*WORK TO BE COMPLETED*
Everything from the line containing "Give me the" to the last line of the records must be returned verbatim; nothing else belongs in the output.
· · · · ·
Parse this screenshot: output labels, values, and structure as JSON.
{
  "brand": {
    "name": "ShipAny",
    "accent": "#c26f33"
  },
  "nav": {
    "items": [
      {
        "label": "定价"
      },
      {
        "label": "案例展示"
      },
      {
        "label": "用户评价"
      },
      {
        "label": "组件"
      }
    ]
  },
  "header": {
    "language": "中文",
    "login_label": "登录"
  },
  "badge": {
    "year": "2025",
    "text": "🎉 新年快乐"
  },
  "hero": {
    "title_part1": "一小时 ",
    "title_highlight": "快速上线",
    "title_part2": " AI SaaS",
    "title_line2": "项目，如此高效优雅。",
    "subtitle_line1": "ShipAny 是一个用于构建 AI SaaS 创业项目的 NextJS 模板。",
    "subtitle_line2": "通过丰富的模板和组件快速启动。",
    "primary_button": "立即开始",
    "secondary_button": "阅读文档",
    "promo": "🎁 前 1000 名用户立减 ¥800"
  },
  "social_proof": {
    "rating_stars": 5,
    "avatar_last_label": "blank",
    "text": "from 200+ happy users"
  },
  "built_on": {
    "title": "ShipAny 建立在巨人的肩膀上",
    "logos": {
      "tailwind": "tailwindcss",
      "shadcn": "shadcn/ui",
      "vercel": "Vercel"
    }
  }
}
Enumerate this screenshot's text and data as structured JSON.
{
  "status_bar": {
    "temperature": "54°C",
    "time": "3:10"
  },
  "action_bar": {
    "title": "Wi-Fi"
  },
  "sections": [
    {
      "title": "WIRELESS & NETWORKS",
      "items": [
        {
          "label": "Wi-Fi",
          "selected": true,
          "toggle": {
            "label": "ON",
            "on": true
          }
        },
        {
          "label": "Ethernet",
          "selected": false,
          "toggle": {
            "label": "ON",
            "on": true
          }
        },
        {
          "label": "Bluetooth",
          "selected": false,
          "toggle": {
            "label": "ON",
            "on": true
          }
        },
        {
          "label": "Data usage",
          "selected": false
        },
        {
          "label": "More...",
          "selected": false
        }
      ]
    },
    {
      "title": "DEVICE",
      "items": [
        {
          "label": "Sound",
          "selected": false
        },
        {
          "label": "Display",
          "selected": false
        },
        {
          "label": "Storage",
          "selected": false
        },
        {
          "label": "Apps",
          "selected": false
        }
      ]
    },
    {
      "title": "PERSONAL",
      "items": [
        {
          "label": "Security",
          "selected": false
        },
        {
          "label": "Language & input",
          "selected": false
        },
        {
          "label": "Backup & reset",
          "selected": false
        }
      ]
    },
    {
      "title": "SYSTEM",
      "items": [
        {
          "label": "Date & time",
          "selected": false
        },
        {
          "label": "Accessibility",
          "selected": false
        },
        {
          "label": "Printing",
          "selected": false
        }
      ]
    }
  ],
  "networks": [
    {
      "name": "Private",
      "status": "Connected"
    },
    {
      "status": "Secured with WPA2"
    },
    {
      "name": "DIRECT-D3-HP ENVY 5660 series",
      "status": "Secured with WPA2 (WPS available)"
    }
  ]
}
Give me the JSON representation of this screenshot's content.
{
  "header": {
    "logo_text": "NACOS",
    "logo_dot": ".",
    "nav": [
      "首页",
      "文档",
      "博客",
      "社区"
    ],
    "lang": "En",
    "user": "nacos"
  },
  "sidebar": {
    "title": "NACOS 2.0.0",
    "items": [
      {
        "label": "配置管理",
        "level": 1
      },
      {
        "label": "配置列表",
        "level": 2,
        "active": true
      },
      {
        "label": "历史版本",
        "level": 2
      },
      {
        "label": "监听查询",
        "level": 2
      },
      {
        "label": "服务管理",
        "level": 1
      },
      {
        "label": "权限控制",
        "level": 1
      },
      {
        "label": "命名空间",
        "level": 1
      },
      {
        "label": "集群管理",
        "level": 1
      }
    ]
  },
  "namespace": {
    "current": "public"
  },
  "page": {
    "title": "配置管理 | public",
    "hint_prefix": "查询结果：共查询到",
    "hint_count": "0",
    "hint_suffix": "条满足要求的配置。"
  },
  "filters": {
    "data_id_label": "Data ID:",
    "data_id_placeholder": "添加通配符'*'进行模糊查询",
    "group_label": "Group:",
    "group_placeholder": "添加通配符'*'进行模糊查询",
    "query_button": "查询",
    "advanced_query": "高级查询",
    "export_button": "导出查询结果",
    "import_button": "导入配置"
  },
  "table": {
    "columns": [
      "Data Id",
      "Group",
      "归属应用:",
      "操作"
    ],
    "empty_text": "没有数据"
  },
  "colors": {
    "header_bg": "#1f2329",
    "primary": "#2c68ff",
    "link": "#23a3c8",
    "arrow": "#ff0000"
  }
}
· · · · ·
*WRITTEN RESPONSE*
Give me the JSON representation of this screenshot's content.
{
  "header": {
    "logo_text": "NACOS",
    "logo_dot": ".",
    "nav": [
      "首页",
      "文档",
      "博客",
      "社区"
    ],
    "lang": "En",
    "user": "nacos"
  },
  "sidebar": {
    "title": "NACOS 2.0.0",
    "items": [
      {
        "label": "配置管理",
        "level": 1
      },
      {
        "label": "配置列表",
        "level": 2,
        "active": true
      },
      {
        "label": "历史版本",
        "level": 2
      },
      {
        "label": "监听查询",
        "level": 2
      },
      {
        "label": "服务管理",
        "level": 1
      },
      {
        "label": "权限控制",
        "level": 1
      },
      {
        "label": "命名空间",
        "level": 1
      },
      {
        "label": "集群管理",
        "level": 1
      }
    ]
  },
  "namespace": {
    "current": "public"
  },
  "page": {
    "title": "配置管理 | public",
    "hint_prefix": "查询结果：共查询到",
    "hint_count": "0",
    "hint_suffix": "条满足要求的配置。"
  },
  "filters": {
    "data_id_label": "Data ID:",
    "data_id_placeholder": "添加通配符'*'进行模糊查询",
    "group_label": "Group:",
    "group_placeholder": "添加通配符'*'进行模糊查询",
    "query_button": "查询",
    "advanced_query": "高级查询",
    "export_button": "导出查询结果",
    "import_button": "导入配置"
  },
  "table": {
    "columns": [
      "Data Id",
      "Group",
      "归属应用:",
      "操作"
    ],
    "empty_text": "没有数据"
  },
  "colors": {
    "header_bg": "#1f2329",
    "primary": "#2c68ff",
    "link": "#23a3c8",
    "arrow": "#ff0000"
  }
}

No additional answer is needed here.